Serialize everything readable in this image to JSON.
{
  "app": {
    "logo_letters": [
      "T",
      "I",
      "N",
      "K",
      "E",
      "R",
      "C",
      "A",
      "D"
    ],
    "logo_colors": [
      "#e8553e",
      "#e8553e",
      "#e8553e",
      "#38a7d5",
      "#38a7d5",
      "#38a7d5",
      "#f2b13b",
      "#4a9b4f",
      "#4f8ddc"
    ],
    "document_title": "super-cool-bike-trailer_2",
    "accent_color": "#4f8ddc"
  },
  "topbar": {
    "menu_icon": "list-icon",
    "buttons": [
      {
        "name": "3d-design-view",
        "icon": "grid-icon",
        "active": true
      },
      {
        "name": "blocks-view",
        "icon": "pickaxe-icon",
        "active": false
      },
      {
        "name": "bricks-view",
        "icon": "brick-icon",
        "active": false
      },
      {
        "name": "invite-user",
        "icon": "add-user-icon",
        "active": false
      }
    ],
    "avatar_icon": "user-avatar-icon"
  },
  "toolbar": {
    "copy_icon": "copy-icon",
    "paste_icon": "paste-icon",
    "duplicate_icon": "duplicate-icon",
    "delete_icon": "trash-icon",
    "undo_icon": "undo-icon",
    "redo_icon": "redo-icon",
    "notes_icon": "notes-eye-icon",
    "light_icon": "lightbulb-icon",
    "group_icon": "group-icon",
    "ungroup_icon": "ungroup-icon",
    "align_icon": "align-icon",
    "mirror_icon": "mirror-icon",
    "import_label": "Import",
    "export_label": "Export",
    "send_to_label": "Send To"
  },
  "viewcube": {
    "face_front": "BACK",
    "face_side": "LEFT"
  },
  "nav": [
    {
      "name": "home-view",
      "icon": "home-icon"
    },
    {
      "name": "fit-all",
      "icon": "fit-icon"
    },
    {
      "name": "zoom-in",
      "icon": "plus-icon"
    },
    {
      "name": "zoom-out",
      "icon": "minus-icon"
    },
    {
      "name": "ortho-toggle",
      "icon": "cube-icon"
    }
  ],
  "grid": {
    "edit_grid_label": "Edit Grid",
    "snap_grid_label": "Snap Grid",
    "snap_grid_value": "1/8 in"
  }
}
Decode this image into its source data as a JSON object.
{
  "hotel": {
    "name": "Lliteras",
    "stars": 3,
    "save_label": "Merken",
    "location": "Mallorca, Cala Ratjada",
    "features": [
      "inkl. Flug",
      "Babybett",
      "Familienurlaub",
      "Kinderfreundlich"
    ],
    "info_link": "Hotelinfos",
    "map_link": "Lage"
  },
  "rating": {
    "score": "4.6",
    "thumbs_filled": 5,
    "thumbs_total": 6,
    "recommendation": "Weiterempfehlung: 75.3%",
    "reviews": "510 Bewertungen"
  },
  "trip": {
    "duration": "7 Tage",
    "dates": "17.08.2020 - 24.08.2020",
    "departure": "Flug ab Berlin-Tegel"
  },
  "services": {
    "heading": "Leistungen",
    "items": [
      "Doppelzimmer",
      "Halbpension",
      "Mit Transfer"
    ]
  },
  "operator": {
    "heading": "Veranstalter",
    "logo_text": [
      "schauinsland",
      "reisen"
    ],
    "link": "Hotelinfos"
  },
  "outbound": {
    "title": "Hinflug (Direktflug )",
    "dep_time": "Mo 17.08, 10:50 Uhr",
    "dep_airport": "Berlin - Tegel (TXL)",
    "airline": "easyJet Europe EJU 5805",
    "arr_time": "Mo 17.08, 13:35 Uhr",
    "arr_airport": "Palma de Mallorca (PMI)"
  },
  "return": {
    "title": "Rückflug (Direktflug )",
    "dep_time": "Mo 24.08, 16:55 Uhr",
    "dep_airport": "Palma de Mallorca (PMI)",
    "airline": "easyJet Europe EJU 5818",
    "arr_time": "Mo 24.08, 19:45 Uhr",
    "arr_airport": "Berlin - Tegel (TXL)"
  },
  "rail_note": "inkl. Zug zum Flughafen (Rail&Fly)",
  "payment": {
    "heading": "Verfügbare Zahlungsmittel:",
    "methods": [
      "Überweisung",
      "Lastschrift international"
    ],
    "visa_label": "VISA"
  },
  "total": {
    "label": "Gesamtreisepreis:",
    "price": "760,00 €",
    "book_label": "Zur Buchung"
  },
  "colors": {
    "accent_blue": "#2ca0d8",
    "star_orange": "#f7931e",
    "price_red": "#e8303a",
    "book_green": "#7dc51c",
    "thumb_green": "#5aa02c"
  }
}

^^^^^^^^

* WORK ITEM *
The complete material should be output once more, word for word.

* SOLVED EXERCISE *
Serialize everything readable in this image to JSON.
{
  "app": {
    "logo_letters": [
      "T",
      "I",
      "N",
      "K",
      "E",
      "R",
      "C",
      "A",
      "D"
    ],
    "logo_colors": [
      "#e8553e",
      "#e8553e",
      "#e8553e",
      "#38a7d5",
      "#38a7d5",
      "#38a7d5",
      "#f2b13b",
      "#4a9b4f",
      "#4f8ddc"
    ],
    "document_title": "super-cool-bike-trailer_2",
    "accent_color": "#4f8ddc"
  },
  "topbar": {
    "menu_icon": "list-icon",
    "buttons": [
      {
        "name": "3d-design-view",
        "icon": "grid-icon",
        "active": true
      },
      {
        "name": "blocks-view",
        "icon": "pickaxe-icon",
        "active": false
      },
      {
        "name": "bricks-view",
        "icon": "brick-icon",
        "active": false
      },
      {
        "name": "invite-user",
        "icon": "add-user-icon",
        "active": false
      }
    ],
    "avatar_icon": "user-avatar-icon"
  },
  "toolbar": {
    "copy_icon": "copy-icon",
    "paste_icon": "paste-icon",
    "duplicate_icon": "duplicate-icon",
    "delete_icon": "trash-icon",
    "undo_icon": "undo-icon",
    "redo_icon": "redo-icon",
    "notes_icon": "notes-eye-icon",
    "light_icon": "lightbulb-icon",
    "group_icon": "group-icon",
    "ungroup_icon": "ungroup-icon",
    "align_icon": "align-icon",
    "mirror_icon": "mirror-icon",
    "import_label": "Import",
    "export_label": "Export",
    "send_to_label": "Send To"
  },
  "viewcube": {
    "face_front": "BACK",
    "face_side": "LEFT"
  },
  "nav": [
    {
      "name": "home-view",
      "icon": "home-icon"
    },
    {
      "name": "fit-all",
      "icon": "fit-icon"
    },
    {
      "name": "zoom-in",
      "icon": "plus-icon"
    },
    {
      "name": "zoom-out",
      "icon": "minus-icon"
    },
    {
      "name": "ortho-toggle",
      "icon": "cube-icon"
    }
  ],
  "grid": {
    "edit_grid_label": "Edit Grid",
    "snap_grid_label": "Snap Grid",
    "snap_grid_value": "1/8 in"
  }
}
Decode this image into its source data as a JSON object.
{
  "hotel": {
    "name": "Lliteras",
    "stars": 3,
    "save_label": "Merken",
    "location": "Mallorca, Cala Ratjada",
    "features": [
      "inkl. Flug",
      "Babybett",
      "Familienurlaub",
      "Kinderfreundlich"
    ],
    "info_link": "Hotelinfos",
    "map_link": "Lage"
  },
  "rating": {
    "score": "4.6",
    "thumbs_filled": 5,
    "thumbs_total": 6,
    "recommendation": "Weiterempfehlung: 75.3%",
    "reviews": "510 Bewertungen"
  },
  "trip": {
    "duration": "7 Tage",
    "dates": "17.08.2020 - 24.08.2020",
    "departure": "Flug ab Berlin-Tegel"
  },
  "services": {
    "heading": "Leistungen",
    "items": [
      "Doppelzimmer",
      "Halbpension",
      "Mit Transfer"
    ]
  },
  "operator": {
    "heading": "Veranstalter",
    "logo_text": [
      "schauinsland",
      "reisen"
    ],
    "link": "Hotelinfos"
  },
  "outbound": {
    "title": "Hinflug (Direktflug )",
    "dep_time": "Mo 17.08, 10:50 Uhr",
    "dep_airport": "Berlin - Tegel (TXL)",
    "airline": "easyJet Europe EJU 5805",
    "arr_time": "Mo 17.08, 13:35 Uhr",
    "arr_airport": "Palma de Mallorca (PMI)"
  },
  "return": {
    "title": "Rückflug (Direktflug )",
    "dep_time": "Mo 24.08, 16:55 Uhr",
    "dep_airport": "Palma de Mallorca (PMI)",
    "airline": "easyJet Europe EJU 5818",
    "arr_time": "Mo 24.08, 19:45 Uhr",
    "arr_airport": "Berlin - Tegel (TXL)"
  },
  "rail_note": "inkl. Zug zum Flughafen (Rail&Fly)",
  "payment": {
    "heading": "Verfügbare Zahlungsmittel:",
    "methods": [
      "Überweisung",
      "Lastschrift international"
    ],
    "visa_label": "VISA"
  },
  "total": {
    "label": "Gesamtreisepreis:",
    "price": "760,00 €",
    "book_label": "Zur Buchung"
  },
  "colors": {
    "accent_blue": "#2ca0d8",
    "star_orange": "#f7931e",
    "price_red": "#e8303a",
    "book_green": "#7dc51c",
    "thumb_green": "#5aa02c"
  }
}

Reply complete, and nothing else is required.